It’s not rocket science: spending drives calls for tax hikes, and the ability to hike taxes fuels more spending.
That’s why Pennsylvania state lawmakers Ryan Warner and Camera Bartolotta reintroduced the Taxpayer Protection Act, a proposed constitutional amendment to rein in government spending.
HB 71 and SB 286 would limit overall spending increases to the inflation rate, plus population growth. A supermajority of 2/3 could override the limit.
By focusing on the spending side of the ledger, the Taxpayer Protection Act would offer needed relief for Pennsylvanians by limiting government’s demand for their tax dollars.
This pro-taxpayer measure is especially necessary for Pennsylvania.

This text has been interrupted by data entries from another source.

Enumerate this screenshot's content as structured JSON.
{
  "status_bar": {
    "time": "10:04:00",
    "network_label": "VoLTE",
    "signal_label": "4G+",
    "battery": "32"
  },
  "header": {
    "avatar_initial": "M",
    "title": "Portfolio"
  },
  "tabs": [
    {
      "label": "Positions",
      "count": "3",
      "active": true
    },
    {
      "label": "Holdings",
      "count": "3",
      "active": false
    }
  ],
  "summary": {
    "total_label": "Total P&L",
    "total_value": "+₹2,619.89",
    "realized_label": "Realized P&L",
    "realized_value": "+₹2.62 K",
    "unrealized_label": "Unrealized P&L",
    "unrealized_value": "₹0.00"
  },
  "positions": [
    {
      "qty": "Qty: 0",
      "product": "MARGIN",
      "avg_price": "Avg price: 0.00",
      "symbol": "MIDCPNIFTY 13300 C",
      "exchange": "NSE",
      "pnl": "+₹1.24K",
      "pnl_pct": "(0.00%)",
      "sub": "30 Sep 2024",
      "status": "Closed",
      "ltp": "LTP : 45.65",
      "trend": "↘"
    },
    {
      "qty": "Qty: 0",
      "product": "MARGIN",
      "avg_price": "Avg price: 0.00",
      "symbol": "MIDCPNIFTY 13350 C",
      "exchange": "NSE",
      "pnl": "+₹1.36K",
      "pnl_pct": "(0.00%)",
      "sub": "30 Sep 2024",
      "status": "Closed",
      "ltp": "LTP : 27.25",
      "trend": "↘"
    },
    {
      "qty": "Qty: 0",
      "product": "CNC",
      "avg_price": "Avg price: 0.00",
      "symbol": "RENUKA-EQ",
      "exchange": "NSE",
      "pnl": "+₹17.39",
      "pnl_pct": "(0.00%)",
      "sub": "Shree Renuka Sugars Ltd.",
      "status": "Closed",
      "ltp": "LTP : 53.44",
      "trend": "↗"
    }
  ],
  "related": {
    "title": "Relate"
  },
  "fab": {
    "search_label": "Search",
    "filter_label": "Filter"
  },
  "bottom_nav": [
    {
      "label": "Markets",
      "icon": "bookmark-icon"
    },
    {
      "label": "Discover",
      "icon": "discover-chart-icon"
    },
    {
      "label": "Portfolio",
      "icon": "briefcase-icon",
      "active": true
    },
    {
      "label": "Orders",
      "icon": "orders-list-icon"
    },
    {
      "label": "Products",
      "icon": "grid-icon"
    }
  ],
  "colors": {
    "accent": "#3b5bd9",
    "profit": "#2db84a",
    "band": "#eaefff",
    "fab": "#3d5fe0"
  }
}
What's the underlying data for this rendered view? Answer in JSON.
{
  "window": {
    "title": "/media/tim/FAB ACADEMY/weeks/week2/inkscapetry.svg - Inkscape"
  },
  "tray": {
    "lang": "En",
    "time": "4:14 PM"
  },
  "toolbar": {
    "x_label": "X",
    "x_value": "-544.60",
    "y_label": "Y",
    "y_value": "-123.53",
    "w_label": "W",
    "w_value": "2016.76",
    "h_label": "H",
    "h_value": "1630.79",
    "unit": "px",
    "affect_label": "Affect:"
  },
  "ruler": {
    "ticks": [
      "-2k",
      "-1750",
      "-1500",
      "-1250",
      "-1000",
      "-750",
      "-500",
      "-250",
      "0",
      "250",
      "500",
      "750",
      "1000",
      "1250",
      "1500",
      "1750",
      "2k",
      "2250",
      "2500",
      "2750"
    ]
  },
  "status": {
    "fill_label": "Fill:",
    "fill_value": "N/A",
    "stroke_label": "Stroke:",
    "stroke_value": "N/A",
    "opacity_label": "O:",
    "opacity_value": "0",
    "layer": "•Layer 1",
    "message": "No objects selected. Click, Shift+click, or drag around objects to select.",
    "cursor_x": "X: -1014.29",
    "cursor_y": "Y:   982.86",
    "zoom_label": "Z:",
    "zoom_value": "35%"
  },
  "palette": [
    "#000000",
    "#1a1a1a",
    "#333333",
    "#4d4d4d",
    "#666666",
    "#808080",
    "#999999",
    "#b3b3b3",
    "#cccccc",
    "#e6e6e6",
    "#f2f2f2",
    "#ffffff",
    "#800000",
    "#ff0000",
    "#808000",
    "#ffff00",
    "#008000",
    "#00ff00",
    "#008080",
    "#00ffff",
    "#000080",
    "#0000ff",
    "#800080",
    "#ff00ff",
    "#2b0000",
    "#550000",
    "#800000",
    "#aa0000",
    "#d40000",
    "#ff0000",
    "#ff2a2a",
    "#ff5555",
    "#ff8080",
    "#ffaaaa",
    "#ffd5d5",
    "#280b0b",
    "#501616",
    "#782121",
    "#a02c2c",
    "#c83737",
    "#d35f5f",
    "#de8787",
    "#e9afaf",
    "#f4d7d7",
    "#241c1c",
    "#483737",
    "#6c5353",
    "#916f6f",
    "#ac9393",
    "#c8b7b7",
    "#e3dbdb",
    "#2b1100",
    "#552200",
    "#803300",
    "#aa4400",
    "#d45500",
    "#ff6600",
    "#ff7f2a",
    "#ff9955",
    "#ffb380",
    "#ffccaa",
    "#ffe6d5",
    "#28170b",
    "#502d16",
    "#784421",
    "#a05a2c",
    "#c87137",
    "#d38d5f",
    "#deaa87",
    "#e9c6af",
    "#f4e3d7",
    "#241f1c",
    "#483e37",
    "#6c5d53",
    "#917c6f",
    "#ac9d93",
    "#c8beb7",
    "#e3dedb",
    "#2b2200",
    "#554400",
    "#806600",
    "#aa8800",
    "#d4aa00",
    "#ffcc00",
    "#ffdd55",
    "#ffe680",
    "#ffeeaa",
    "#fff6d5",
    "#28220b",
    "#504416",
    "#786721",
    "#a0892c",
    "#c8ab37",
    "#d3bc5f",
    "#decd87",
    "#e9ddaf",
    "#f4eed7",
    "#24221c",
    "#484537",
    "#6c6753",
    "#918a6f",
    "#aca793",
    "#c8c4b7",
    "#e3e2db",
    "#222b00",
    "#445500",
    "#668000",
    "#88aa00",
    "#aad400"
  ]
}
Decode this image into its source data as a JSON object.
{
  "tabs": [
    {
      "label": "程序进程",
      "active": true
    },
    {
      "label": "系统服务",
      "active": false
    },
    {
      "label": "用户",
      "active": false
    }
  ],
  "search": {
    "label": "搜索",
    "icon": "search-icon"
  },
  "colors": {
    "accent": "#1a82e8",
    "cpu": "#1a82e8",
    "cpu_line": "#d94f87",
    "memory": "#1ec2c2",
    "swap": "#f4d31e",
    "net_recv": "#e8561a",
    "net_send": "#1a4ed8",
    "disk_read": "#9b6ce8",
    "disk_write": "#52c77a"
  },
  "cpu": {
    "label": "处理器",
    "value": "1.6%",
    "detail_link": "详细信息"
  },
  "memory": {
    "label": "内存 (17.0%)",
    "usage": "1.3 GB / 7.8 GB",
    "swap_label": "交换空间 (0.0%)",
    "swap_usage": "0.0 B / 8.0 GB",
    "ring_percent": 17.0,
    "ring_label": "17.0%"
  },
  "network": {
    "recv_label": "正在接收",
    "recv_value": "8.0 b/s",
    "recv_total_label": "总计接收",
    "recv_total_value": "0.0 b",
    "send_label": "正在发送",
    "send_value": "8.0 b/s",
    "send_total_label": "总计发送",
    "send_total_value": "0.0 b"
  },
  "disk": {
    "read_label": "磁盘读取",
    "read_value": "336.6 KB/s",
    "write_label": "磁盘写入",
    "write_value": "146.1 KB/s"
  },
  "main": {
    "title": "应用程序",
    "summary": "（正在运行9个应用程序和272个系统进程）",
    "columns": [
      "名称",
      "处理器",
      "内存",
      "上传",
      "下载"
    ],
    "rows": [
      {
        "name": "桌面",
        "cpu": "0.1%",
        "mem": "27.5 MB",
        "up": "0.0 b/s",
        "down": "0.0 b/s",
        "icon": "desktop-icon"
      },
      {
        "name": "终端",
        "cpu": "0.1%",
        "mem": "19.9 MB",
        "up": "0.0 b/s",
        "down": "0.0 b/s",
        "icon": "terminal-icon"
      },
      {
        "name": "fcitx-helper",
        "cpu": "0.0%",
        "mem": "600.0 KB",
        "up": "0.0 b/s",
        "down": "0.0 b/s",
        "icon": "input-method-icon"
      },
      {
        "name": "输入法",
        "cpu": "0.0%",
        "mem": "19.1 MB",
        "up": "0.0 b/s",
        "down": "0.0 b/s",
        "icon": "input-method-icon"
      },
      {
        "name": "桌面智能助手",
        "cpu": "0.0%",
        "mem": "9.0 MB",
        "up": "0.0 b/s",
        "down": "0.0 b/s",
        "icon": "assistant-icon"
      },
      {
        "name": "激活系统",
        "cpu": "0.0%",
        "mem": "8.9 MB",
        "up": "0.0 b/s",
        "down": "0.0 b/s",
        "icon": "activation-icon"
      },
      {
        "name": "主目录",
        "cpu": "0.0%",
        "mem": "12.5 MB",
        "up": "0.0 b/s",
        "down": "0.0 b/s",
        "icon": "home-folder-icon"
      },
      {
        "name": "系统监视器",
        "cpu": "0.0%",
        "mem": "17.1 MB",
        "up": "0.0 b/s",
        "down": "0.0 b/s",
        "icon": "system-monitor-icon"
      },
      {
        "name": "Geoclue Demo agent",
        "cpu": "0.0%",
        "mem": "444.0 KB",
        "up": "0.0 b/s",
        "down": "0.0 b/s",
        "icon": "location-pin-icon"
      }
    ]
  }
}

Government spending in Pennsylvania has risen dramatically over the past 50 years. Between 1970 and 2020, state spending more than tripled. But the state’s population only grew 8.3% over the same period.
The Keystone State has even seen its population shrink in recent years, leading Pennsylvania to lose a congressional seat after the 2020 Census. The state and local tax burden costs residents $5,970 per year. While that is more competitive than some of Pennsylvania’s eastern neighbors, taxes are still driving people away.
This trend of leaving the state is especially prevalent amongst people aged 20-35. The Pennsylvania Independent Fiscal Office reported that 47,000 people in this age bracket with at least an associate’s degree left the state in 2015.
Spending restraint is also broadly popular: 73% of Republicans and 65% of independents support limits on government spending, according to Susquehanna Polling & Research. A majority of Democrats also supports the measure.
While spending and deficits have risen over the last several years under Democrat Governor Tom Wolf, Pennsylvania was making good progress on reducing spending. From 2012 to 2017 Pennsylvania’s spending declined relative to state GDP, dropping nearly 20% – by that metric, fifth most in the nation. Republican legislators having control of the state purse strings during that period is largely why.
But lawmakers in Harrisburg are already planning to use $7 billion in surplus revenue to create more programs and new spending. Passing the Taxpayer Protection Act now would go a long way to rekindling recent progress on spending restraint, limiting the ability of future legislatures to waste the public’s money.
Now is the perfect time to pass the Taxpayer Protection Act and restrict their out-of-control spending for good.